Jenkins’ request for information from county attorneys follows the Commissioners Court’s vote last week to add sexual orientation, but not gender identity, to the policy covering the county’s 7,000 employees.

Jenkins and Commissioner Dr. Elba Garcia, two newly elected Democrats who spearheaded the proposal to add sexual orientation to the policy, said they thought sexual orientation covered transgender employees, which experts say it does not.

Since then, Jenkins said he’s received about a dozen e-mails from people in the LGBT community — which he called a lot — asking him to revisit the issue.

“The reason that it’s not in there is not because we don’t support it,” Jenkins said of transgender protections. “I don’t want people to misinterpret that I wasn’t for one type of discrimination but somehow was for another type of discrimination. Nothing could be further from the truth than that.”

Jenkins said he’s asked the civil division of the DA’s office to assess the impact on county code of adding gender identity to the policy.

“It’s going to depend on getting three votes … and the first step is to look at what impact it would have,” Jenkins told Instant Tea. “I care about making sure that we have a welcome and open workplace for all, and discrimination against no one. I’m against any type of discrimination in the workplace. I’m for treating all people equally.”

Rafael McDonnell, of Resource Center Dallas, spoke during public comments of the Commissioners Court’s regular meeting Tuesday. McDonnell said he thanked commissioners for adding sexual orientation to the policy — which they did on a 4-0 vote with Commissioner Maurine Dickey absent — and asked them to go back and add gender identity.

McDonnell said Commissioners Court rules prohibit him from speaking again during public comments for a month, so he encouraged others in the community to sign up to speak in coming weeks. To sign up, call the clerk’s office at 214-653-7886. The Commissioners Court meets at 9 a.m. on Tuesdays in the County Administration Building, 411 Elm St. in Dallas.

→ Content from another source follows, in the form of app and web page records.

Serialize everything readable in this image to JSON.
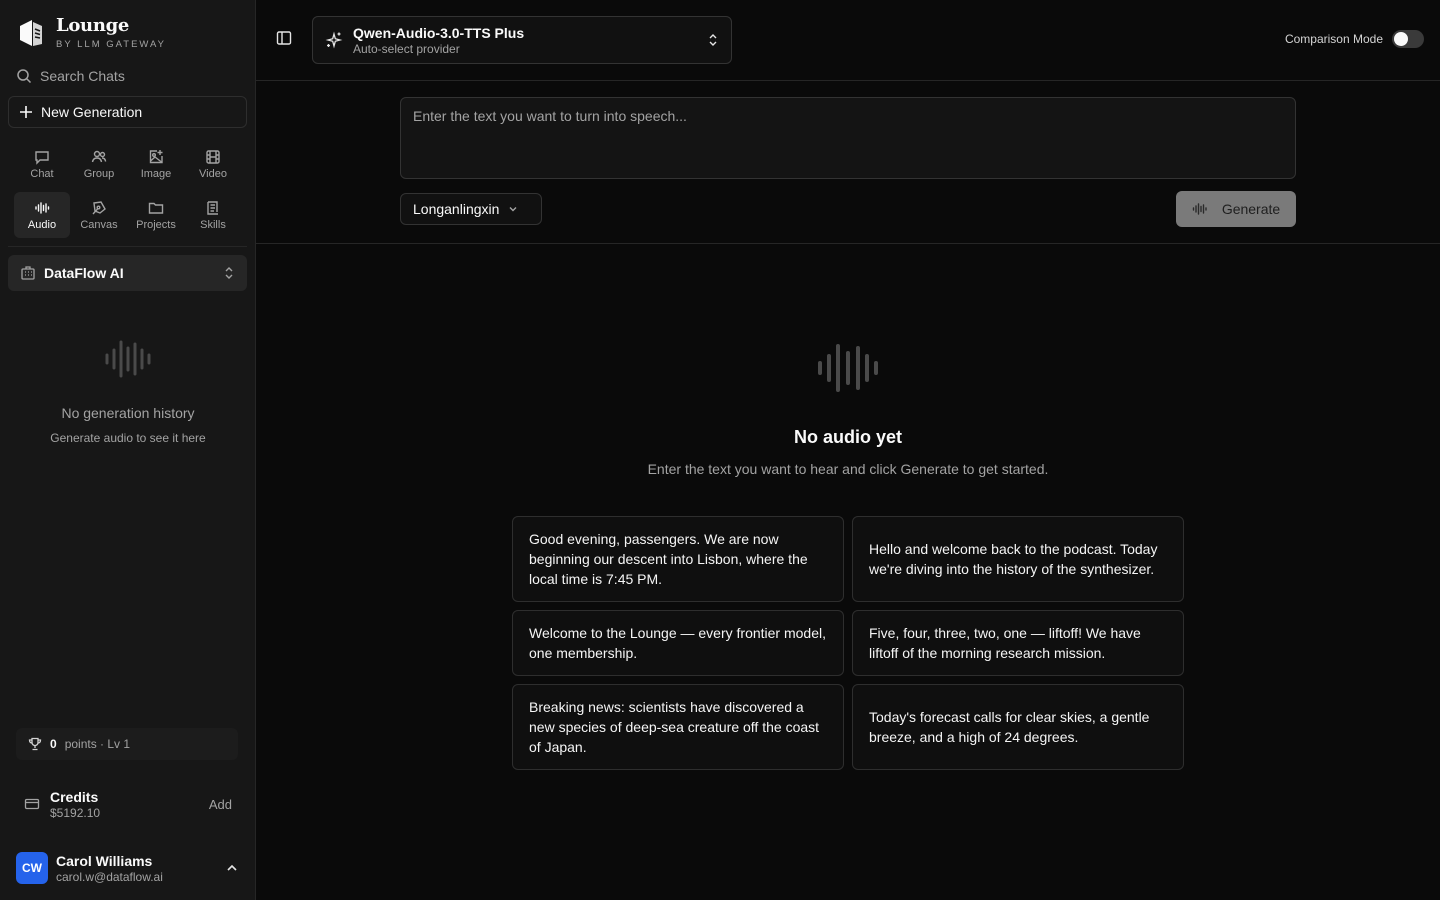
{
  "brand": {
    "name": "Lounge",
    "subtitle": "BY LLM GATEWAY"
  },
  "sidebar": {
    "search_label": "Search Chats",
    "new_generation_label": "New Generation",
    "modes": [
      {
        "label": "Chat",
        "icon": "chat-icon",
        "active": false
      },
      {
        "label": "Group",
        "icon": "group-icon",
        "active": false
      },
      {
        "label": "Image",
        "icon": "image-icon",
        "active": false
      },
      {
        "label": "Video",
        "icon": "video-icon",
        "active": false
      },
      {
        "label": "Audio",
        "icon": "audio-icon",
        "active": true
      },
      {
        "label": "Canvas",
        "icon": "canvas-icon",
        "active": false
      },
      {
        "label": "Projects",
        "icon": "folder-icon",
        "active": false
      },
      {
        "label": "Skills",
        "icon": "skills-icon",
        "active": false
      }
    ],
    "organization": "DataFlow AI",
    "history_empty_title": "No generation history",
    "history_empty_sub": "Generate audio to see it here",
    "points": {
      "value": "0",
      "label": "points · Lv 1"
    },
    "credits": {
      "title": "Credits",
      "amount": "$5192.10",
      "add_label": "Add"
    },
    "user": {
      "initials": "CW",
      "name": "Carol Williams",
      "email": "carol.w@dataflow.ai"
    }
  },
  "header": {
    "model_name": "Qwen-Audio-3.0-TTS Plus",
    "model_provider": "Auto-select provider",
    "comparison_label": "Comparison Mode",
    "comparison_on": false
  },
  "input": {
    "placeholder": "Enter the text you want to turn into speech...",
    "voice": "Longanlingxin",
    "generate_label": "Generate"
  },
  "empty_state": {
    "title": "No audio yet",
    "subtitle": "Enter the text you want to hear and click Generate to get started."
  },
  "suggestions": [
    "Good evening, passengers. We are now beginning our descent into Lisbon, where the local time is 7:45 PM.",
    "Hello and welcome back to the podcast. Today we're diving into the history of the synthesizer.",
    "Welcome to the Lounge — every frontier model, one membership.",
    "Five, four, three, two, one — liftoff! We have liftoff of the morning research mission.",
    "Breaking news: scientists have discovered a new species of deep-sea creature off the coast of Japan.",
    "Today's forecast calls for clear skies, a gentle breeze, and a high of 24 degrees."
  ],
  "colors": {
    "accent": "#2563eb",
    "background": "#0a0a0a",
    "sidebar": "#171717"
  }
}
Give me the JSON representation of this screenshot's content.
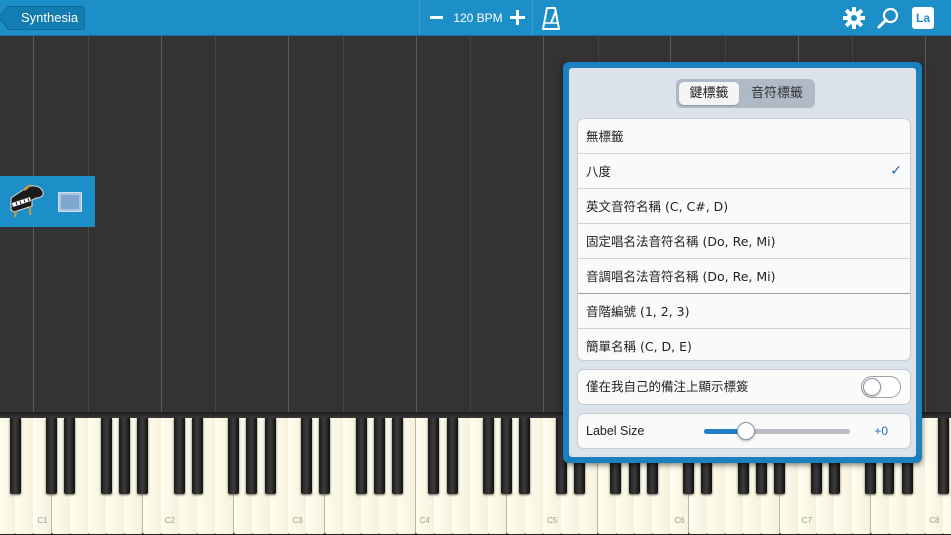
{
  "header": {
    "back_label": "Synthesia",
    "tempo_label": "120 BPM",
    "labels_button": "La"
  },
  "icons": {
    "back": "chevron-left-icon",
    "tempo_down": "minus-icon",
    "tempo_up": "plus-icon",
    "metronome": "metronome-icon",
    "settings": "gear-icon",
    "search": "magnifier-icon",
    "instrument": "grand-piano-icon",
    "display": "screen-icon"
  },
  "colors": {
    "accent": "#1c8fc9",
    "popover_border": "#1a80bf",
    "check": "#2862a8",
    "slider_fill": "#1f7fc9"
  },
  "popover": {
    "tabs": [
      {
        "label": "鍵標籤",
        "active": true
      },
      {
        "label": "音符標籤",
        "active": false
      }
    ],
    "options": [
      {
        "label": "無標籤",
        "selected": false
      },
      {
        "label": "八度",
        "selected": true
      },
      {
        "label": "英文音符名稱 (C, C#, D)",
        "selected": false
      },
      {
        "label": "固定唱名法音符名稱 (Do, Re, Mi)",
        "selected": false
      },
      {
        "label": "音調唱名法音符名稱 (Do, Re, Mi)",
        "selected": false
      },
      {
        "label": "音階編號 (1, 2, 3)",
        "selected": false
      },
      {
        "label": "簡單名稱 (C, D, E)",
        "selected": false
      }
    ],
    "check_mark": "✓",
    "own_notes_toggle": {
      "label": "僅在我自己的備注上顯示標簽",
      "on": false
    },
    "label_size": {
      "label": "Label Size",
      "value_text": "+0",
      "position_fraction": 0.29
    }
  },
  "keyboard": {
    "octave_labels": [
      "C1",
      "C2",
      "C3",
      "C4",
      "C5",
      "C6",
      "C7",
      "C8"
    ]
  }
}
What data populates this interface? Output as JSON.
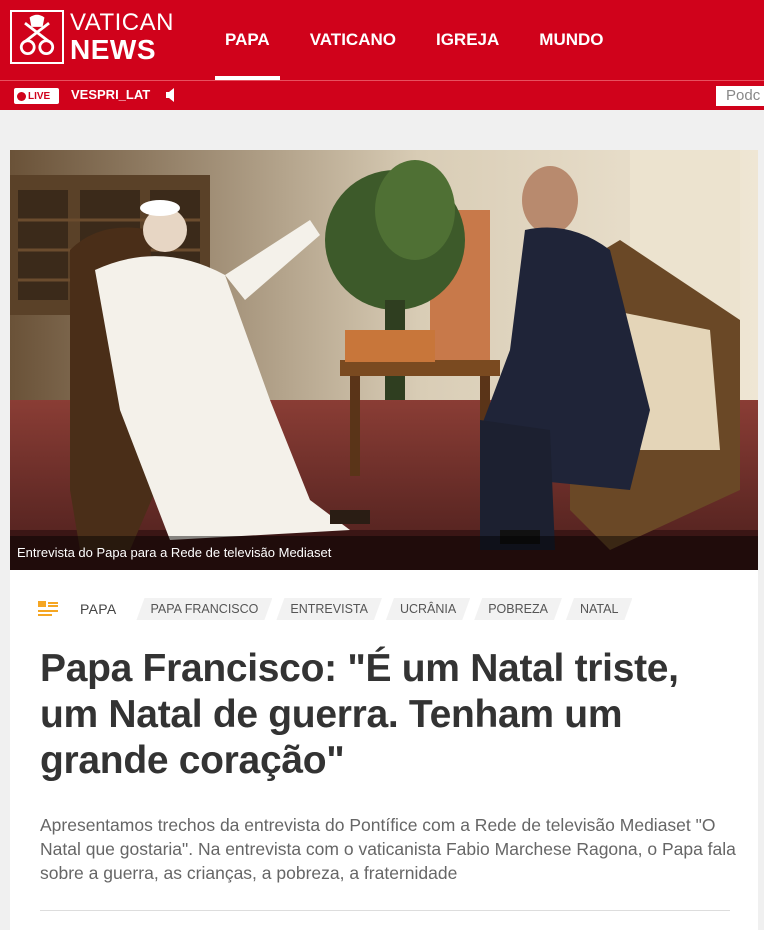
{
  "header": {
    "logo_line1": "VATICAN",
    "logo_line2": "NEWS",
    "nav": [
      {
        "label": "PAPA",
        "active": true
      },
      {
        "label": "VATICANO"
      },
      {
        "label": "IGREJA"
      },
      {
        "label": "MUNDO"
      }
    ],
    "brand_color": "#d0021b"
  },
  "subbar": {
    "live_label": "LIVE",
    "radio_program": "VESPRI_LAT",
    "podcast_partial": "Podc"
  },
  "article": {
    "image_caption": "Entrevista do Papa para a Rede de televisão Mediaset",
    "section": "PAPA",
    "tags": [
      "PAPA FRANCISCO",
      "ENTREVISTA",
      "UCRÂNIA",
      "POBREZA",
      "NATAL"
    ],
    "title": "Papa Francisco: \"É um Natal triste, um Natal de guerra. Tenham um grande coração\"",
    "lead": "Apresentamos trechos da entrevista do Pontífice com a Rede de televisão Mediaset \"O Natal que gostaria\". Na entrevista com o vaticanista Fabio Marchese Ragona, o Papa fala sobre a guerra, as crianças, a pobreza, a fraternidade"
  }
}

McDonnell and others also encouraged people in the LGBT community to contact all five commissioners to thank them for adding sexual orientation and ask them to add gender identity. Here is their contact info, with confirmed email addresses:

County Judge Clay Jenkins – 214-653-7949
Email: Clay.Jenkins@DallasCounty.org

Dist. 1 Maurine Dickey – 214-653-7552
Email: Maurine.Dickey@DallasCounty.org

Dist. 2 Mike Cantrell – 214-653-6100
Email: MCantrell@DallasCounty.org

Dist. 3 John Wiley Price – 214-653-6671
Email: John.Price@DallasCounty.org

Dist. 4 Dr. Elba Garcia – 214-653-6670
Email: Elba.GarciaDDS@DallasCounty.org

—  John Wright

Fitzsimmons says commissioners should consult with DA’s office about nondiscrimination policy

Gary Fitzsimmons

Late yesterday we spoke to openly gay District Clerk Gary Fitzsimmons about the Commissioners Court’s approval of an amendment to Dallas County’s employment nondiscrimination policy that includes sexual orientation but not gender identity/expression. Fitzsimmons said he was never asked to review the proposed amendment and was not aware that the Commissioners Court would be voting on it Tuesday. (Coincidentally, Fitzsimmons added transgender employees to the nondiscrimination policy for his department three years ago after Dallas Voice pointed out that it was missing. Fitzsimmons had added sexual orientation but not gender identity/expression to the policy after taking office in 2007.)

In response to a request under Texas open records law, Fitzsimmons provided an e-mail exchange between himself and County Judge Clay Jenkins from Tuesday afternoon. Jenkins had forwarded to Fitzsimmons an e-mail he received from Stonewall Democrats President Omar Narvaez, in which Narvaez warned of backlash from the LGBT community because transgender employees aren’t covered by the amendment.

Fitzsimmons responded to Jenkins by providing a copy of the nondiscrimination policy for his department, and by suggesting that the county judge ask the District Attorney’s Office to review the issue. We’ve posted the e-mail exchange between Fitzsimmons and Jenkins after the jump.

And again, our question is, why in hell didn’t this discussion take place three months ago?

—  John Wright